== Work instruction ==
Return each line of the listing exactly as written.

== Data in this exercise ==
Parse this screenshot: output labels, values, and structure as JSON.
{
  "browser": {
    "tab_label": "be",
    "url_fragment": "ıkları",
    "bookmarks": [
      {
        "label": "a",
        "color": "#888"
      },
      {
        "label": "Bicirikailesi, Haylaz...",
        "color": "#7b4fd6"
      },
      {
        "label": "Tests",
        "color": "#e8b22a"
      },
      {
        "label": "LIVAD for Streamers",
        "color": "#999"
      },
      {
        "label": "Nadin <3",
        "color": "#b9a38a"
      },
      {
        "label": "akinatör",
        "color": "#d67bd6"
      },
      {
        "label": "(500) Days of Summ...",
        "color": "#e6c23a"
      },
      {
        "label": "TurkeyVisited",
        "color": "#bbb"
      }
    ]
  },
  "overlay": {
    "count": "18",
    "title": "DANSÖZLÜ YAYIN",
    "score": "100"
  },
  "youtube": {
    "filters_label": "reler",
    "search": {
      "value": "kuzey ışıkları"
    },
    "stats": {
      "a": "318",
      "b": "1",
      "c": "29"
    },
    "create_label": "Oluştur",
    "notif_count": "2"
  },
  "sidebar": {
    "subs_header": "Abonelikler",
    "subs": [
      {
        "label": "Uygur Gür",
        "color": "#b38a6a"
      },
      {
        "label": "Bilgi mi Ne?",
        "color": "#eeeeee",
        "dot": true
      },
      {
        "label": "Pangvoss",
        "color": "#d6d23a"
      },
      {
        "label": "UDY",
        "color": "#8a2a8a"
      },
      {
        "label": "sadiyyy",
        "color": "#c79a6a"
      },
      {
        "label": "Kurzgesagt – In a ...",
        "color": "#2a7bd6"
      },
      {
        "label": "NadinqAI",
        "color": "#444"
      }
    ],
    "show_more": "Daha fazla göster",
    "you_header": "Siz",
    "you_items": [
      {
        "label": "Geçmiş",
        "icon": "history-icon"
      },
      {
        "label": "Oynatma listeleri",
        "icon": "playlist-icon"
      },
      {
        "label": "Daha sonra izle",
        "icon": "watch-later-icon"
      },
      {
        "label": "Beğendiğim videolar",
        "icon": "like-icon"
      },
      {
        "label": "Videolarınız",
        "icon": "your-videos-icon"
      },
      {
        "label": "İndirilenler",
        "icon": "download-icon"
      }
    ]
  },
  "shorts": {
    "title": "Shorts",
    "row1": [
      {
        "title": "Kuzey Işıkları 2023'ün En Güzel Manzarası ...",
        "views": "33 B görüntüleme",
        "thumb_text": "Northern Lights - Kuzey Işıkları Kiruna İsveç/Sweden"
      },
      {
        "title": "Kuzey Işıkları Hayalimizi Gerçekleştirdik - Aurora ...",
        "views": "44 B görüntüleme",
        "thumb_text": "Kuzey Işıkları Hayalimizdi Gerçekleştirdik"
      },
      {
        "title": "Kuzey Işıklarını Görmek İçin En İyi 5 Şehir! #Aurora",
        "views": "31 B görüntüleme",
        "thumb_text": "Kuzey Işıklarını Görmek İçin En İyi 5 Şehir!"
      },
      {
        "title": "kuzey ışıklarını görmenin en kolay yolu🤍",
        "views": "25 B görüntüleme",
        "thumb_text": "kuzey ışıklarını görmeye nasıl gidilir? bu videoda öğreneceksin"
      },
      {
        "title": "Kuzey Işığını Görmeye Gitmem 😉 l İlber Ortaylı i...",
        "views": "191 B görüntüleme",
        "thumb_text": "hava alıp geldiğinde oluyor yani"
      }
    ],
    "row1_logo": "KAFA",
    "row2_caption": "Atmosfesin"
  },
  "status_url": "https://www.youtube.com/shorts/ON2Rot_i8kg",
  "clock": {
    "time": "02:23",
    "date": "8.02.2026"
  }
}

== Written solution ==
Parse this screenshot: output labels, values, and structure as JSON.
{
  "browser": {
    "tab_label": "be",
    "url_fragment": "ıkları",
    "bookmarks": [
      {
        "label": "a",
        "color": "#888"
      },
      {
        "label": "Bicirikailesi, Haylaz...",
        "color": "#7b4fd6"
      },
      {
        "label": "Tests",
        "color": "#e8b22a"
      },
      {
        "label": "LIVAD for Streamers",
        "color": "#999"
      },
      {
        "label": "Nadin <3",
        "color": "#b9a38a"
      },
      {
        "label": "akinatör",
        "color": "#d67bd6"
      },
      {
        "label": "(500) Days of Summ...",
        "color": "#e6c23a"
      },
      {
        "label": "TurkeyVisited",
        "color": "#bbb"
      }
    ]
  },
  "overlay": {
    "count": "18",
    "title": "DANSÖZLÜ YAYIN",
    "score": "100"
  },
  "youtube": {
    "filters_label": "reler",
    "search": {
      "value": "kuzey ışıkları"
    },
    "stats": {
      "a": "318",
      "b": "1",
      "c": "29"
    },
    "create_label": "Oluştur",
    "notif_count": "2"
  },
  "sidebar": {
    "subs_header": "Abonelikler",
    "subs": [
      {
        "label": "Uygur Gür",
        "color": "#b38a6a"
      },
      {
        "label": "Bilgi mi Ne?",
        "color": "#eeeeee",
        "dot": true
      },
      {
        "label": "Pangvoss",
        "color": "#d6d23a"
      },
      {
        "label": "UDY",
        "color": "#8a2a8a"
      },
      {
        "label": "sadiyyy",
        "color": "#c79a6a"
      },
      {
        "label": "Kurzgesagt – In a ...",
        "color": "#2a7bd6"
      },
      {
        "label": "NadinqAI",
        "color": "#444"
      }
    ],
    "show_more": "Daha fazla göster",
    "you_header": "Siz",
    "you_items": [
      {
        "label": "Geçmiş",
        "icon": "history-icon"
      },
      {
        "label": "Oynatma listeleri",
        "icon": "playlist-icon"
      },
      {
        "label": "Daha sonra izle",
        "icon": "watch-later-icon"
      },
      {
        "label": "Beğendiğim videolar",
        "icon": "like-icon"
      },
      {
        "label": "Videolarınız",
        "icon": "your-videos-icon"
      },
      {
        "label": "İndirilenler",
        "icon": "download-icon"
      }
    ]
  },
  "shorts": {
    "title": "Shorts",
    "row1": [
      {
        "title": "Kuzey Işıkları 2023'ün En Güzel Manzarası ...",
        "views": "33 B görüntüleme",
        "thumb_text": "Northern Lights - Kuzey Işıkları Kiruna İsveç/Sweden"
      },
      {
        "title": "Kuzey Işıkları Hayalimizi Gerçekleştirdik - Aurora ...",
        "views": "44 B görüntüleme",
        "thumb_text": "Kuzey Işıkları Hayalimizdi Gerçekleştirdik"
      },
      {
        "title": "Kuzey Işıklarını Görmek İçin En İyi 5 Şehir! #Aurora",
        "views": "31 B görüntüleme",
        "thumb_text": "Kuzey Işıklarını Görmek İçin En İyi 5 Şehir!"
      },
      {
        "title": "kuzey ışıklarını görmenin en kolay yolu🤍",
        "views": "25 B görüntüleme",
        "thumb_text": "kuzey ışıklarını görmeye nasıl gidilir? bu videoda öğreneceksin"
      },
      {
        "title": "Kuzey Işığını Görmeye Gitmem 😉 l İlber Ortaylı i...",
        "views": "191 B görüntüleme",
        "thumb_text": "hava alıp geldiğinde oluyor yani"
      }
    ],
    "row1_logo": "KAFA",
    "row2_caption": "Atmosfesin"
  },
  "status_url": "https://www.youtube.com/shorts/ON2Rot_i8kg",
  "clock": {
    "time": "02:23",
    "date": "8.02.2026"
  }
}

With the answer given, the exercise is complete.